EXERCISE INSTRUCTIONS: In the entries below, every line that contains "with" must be located and copied.

Data extracted from a collection:
--- START ---

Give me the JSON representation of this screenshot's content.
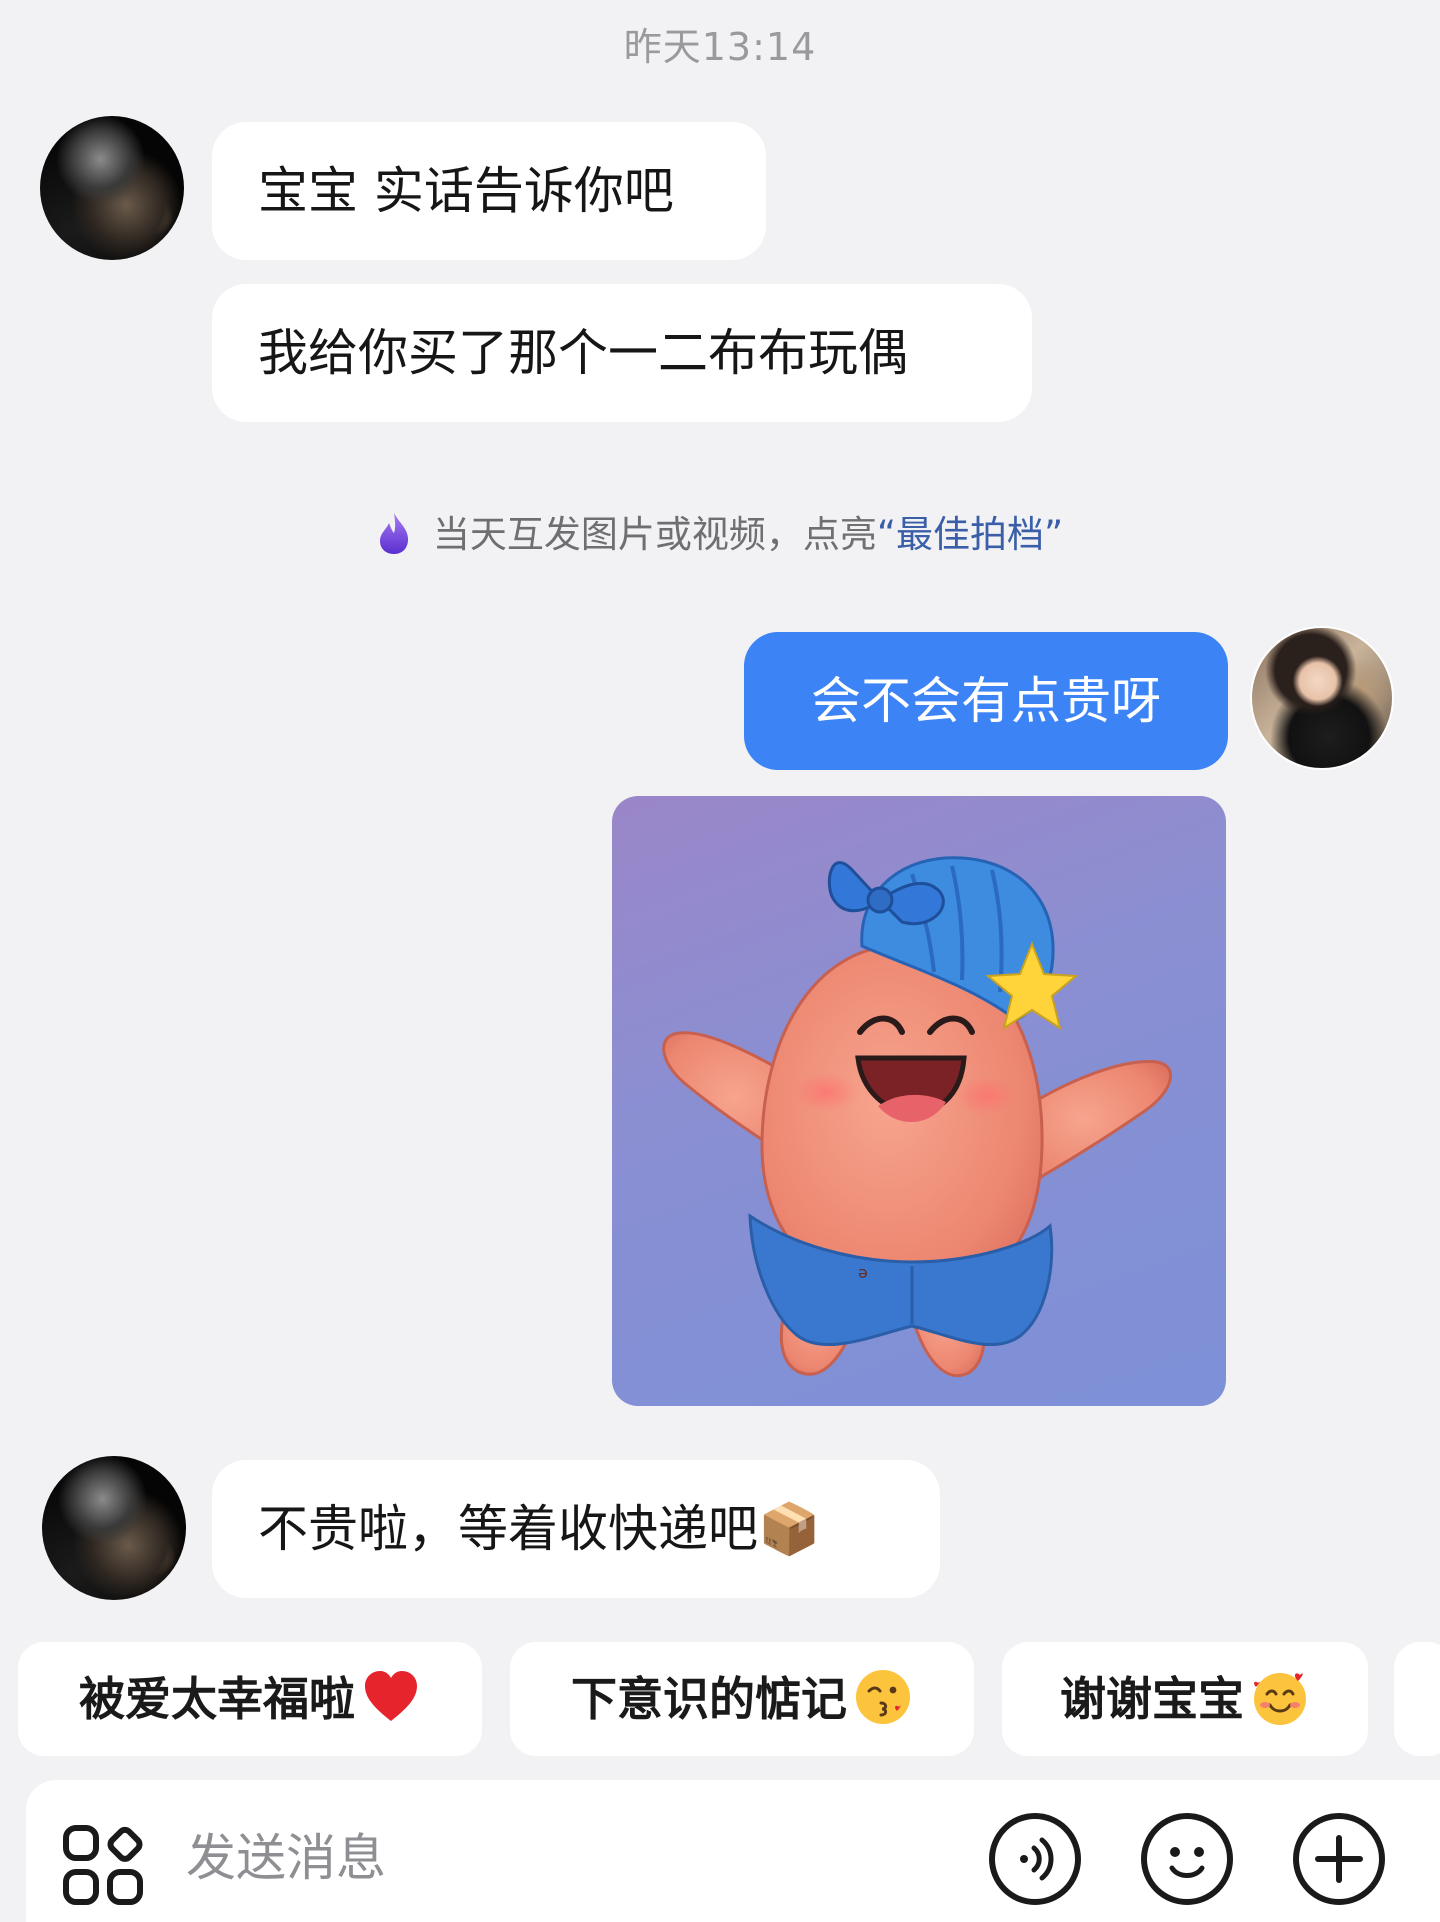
{
  "timestamp": "昨天13:14",
  "messages": {
    "m1": "宝宝 实话告诉你吧",
    "m2": "我给你买了那个一二布布玩偶",
    "m3": "会不会有点贵呀",
    "m4": "不贵啦，等着收快递吧📦"
  },
  "hint": {
    "prefix": "当天互发图片或视频，点亮",
    "highlight": "“最佳拍档”"
  },
  "quick_replies": [
    {
      "label": "被爱太幸福啦",
      "emoji": "red-heart"
    },
    {
      "label": "下意识的惦记",
      "emoji": "kissing-face"
    },
    {
      "label": "谢谢宝宝",
      "emoji": "smiling-face-with-hearts"
    }
  ],
  "input": {
    "placeholder": "发送消息"
  },
  "icons": {
    "apps": "apps-grid-icon",
    "voice": "voice-icon",
    "emoji": "emoji-icon",
    "plus": "plus-icon",
    "flame": "flame-icon"
  },
  "colors": {
    "background": "#f2f2f4",
    "my_bubble": "#3c83f6",
    "their_bubble": "#ffffff",
    "hint_highlight": "#3a5ea8",
    "flame": "#7b46e0"
  }
}
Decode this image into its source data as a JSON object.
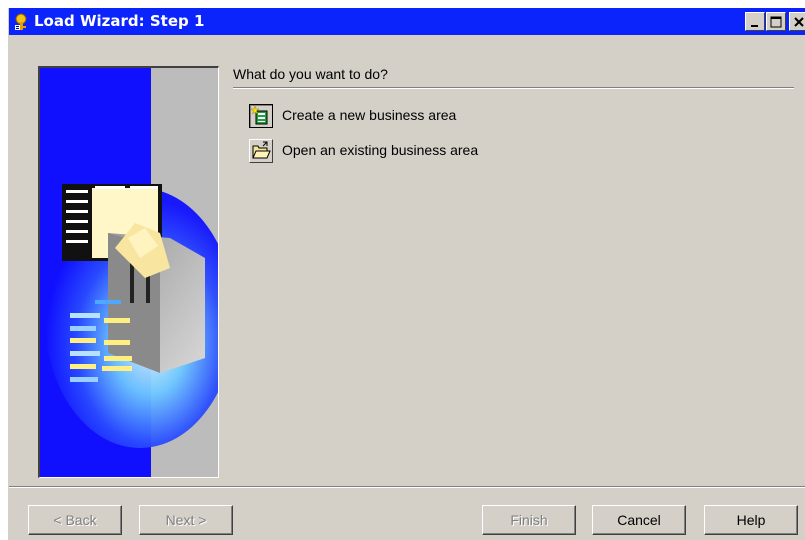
{
  "window": {
    "title": "Load Wizard: Step 1",
    "icon": "wizard-icon"
  },
  "main": {
    "question": "What do you want to do?",
    "options": [
      {
        "label": "Create a new business area",
        "icon": "new-business-area-icon"
      },
      {
        "label": "Open an existing business area",
        "icon": "open-folder-icon"
      }
    ]
  },
  "buttons": {
    "back": "< Back",
    "next": "Next >",
    "finish": "Finish",
    "cancel": "Cancel",
    "help": "Help"
  },
  "colors": {
    "titlebar": "#0b24fb",
    "face": "#d4d0c8",
    "art_blue": "#1a1aff"
  }
}
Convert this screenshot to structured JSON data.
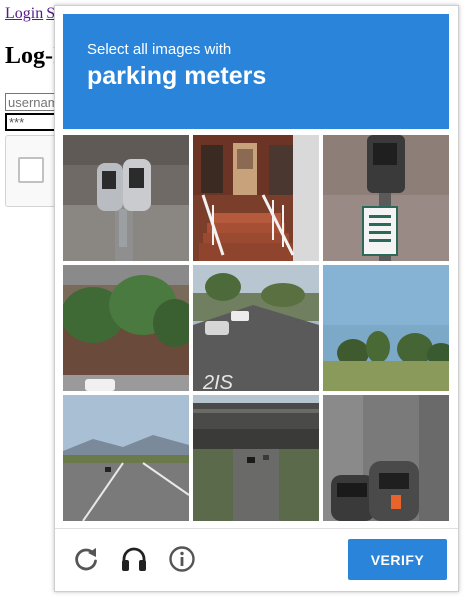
{
  "page": {
    "nav": {
      "login_link": "Login",
      "second_link": "S"
    },
    "heading": "Log-I",
    "username_placeholder": "usernam",
    "password_value": "***"
  },
  "challenge": {
    "prompt_line1": "Select all images with",
    "prompt_target": "parking meters",
    "verify_label": "VERIFY",
    "colors": {
      "accent": "#2a85da",
      "icon": "#555555"
    },
    "tiles": [
      {
        "subject": "parking meter close-up"
      },
      {
        "subject": "house porch with stairs"
      },
      {
        "subject": "parking meter and street sign"
      },
      {
        "subject": "building with trees"
      },
      {
        "subject": "street with parked cars",
        "ground_text": "2IS"
      },
      {
        "subject": "trees and sky"
      },
      {
        "subject": "highway with mountains"
      },
      {
        "subject": "highway under overpass"
      },
      {
        "subject": "parking meters"
      }
    ]
  }
}
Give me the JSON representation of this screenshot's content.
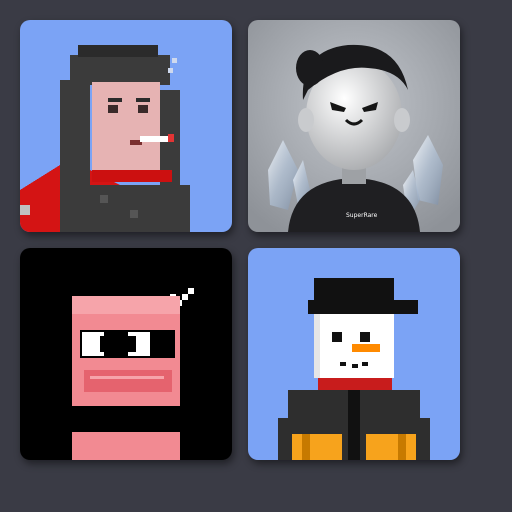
{
  "gallery": {
    "items": [
      {
        "id": "avatar-1",
        "icon": "pixel-punk-cigarette",
        "bg": "#7ba3f5"
      },
      {
        "id": "avatar-2",
        "icon": "3d-character-crystals",
        "bg": "#a9adb4",
        "hoodie_text": "SuperRare"
      },
      {
        "id": "avatar-3",
        "icon": "pixel-pink-ninja",
        "bg": "#000000"
      },
      {
        "id": "avatar-4",
        "icon": "pixel-snowman-beanie",
        "bg": "#7ba3f5"
      }
    ]
  }
}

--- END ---

OUTPUT FOR THIS EXERCISE:
      "emoji": "smiling-face-with-hearts"
    "prompt_line1": "Select all images with",
        "subject": "house porch with stairs"
        "subject": "building with trees"
        "subject": "street with parked cars",
        "subject": "highway with mountains"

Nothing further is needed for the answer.